Records from a data collection
-------

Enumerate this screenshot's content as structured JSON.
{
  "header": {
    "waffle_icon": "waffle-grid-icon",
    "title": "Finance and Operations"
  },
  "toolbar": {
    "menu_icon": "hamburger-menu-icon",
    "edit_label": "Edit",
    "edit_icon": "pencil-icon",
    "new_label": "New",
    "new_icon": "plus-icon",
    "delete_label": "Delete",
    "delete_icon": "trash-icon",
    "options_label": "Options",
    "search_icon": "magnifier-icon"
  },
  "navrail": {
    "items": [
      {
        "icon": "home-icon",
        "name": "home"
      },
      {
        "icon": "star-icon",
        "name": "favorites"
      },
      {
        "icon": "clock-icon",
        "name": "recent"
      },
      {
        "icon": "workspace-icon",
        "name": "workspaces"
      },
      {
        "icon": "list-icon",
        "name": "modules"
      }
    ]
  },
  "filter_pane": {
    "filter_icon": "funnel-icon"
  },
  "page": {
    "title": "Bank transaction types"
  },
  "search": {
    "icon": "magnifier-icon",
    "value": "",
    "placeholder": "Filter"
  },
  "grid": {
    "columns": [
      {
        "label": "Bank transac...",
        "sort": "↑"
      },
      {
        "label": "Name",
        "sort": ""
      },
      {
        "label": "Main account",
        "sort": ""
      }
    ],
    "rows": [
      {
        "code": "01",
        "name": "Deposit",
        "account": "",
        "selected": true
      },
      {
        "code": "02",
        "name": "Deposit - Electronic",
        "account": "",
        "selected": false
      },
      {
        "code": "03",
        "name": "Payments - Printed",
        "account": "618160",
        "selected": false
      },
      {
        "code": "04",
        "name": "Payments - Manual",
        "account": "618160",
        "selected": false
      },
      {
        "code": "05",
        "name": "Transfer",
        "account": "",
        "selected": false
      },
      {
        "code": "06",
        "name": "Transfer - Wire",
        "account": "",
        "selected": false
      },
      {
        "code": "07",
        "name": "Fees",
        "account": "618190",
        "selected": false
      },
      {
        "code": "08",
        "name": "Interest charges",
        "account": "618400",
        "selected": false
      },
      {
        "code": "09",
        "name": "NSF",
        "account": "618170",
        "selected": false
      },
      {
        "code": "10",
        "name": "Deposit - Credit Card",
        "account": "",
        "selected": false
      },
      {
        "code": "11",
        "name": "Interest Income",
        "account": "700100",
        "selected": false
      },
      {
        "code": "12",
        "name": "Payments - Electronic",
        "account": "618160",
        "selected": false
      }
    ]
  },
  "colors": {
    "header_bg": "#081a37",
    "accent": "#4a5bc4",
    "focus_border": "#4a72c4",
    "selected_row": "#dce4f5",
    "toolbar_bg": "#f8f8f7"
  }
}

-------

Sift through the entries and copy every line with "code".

PROBLEM SOLUTION
        "code": "01",
        "code": "02",
        "code": "03",
        "code": "04",
        "code": "05",
        "code": "06",
        "code": "07",
        "code": "08",
        "code": "09",
        "code": "10",
        "code": "11",
        "code": "12",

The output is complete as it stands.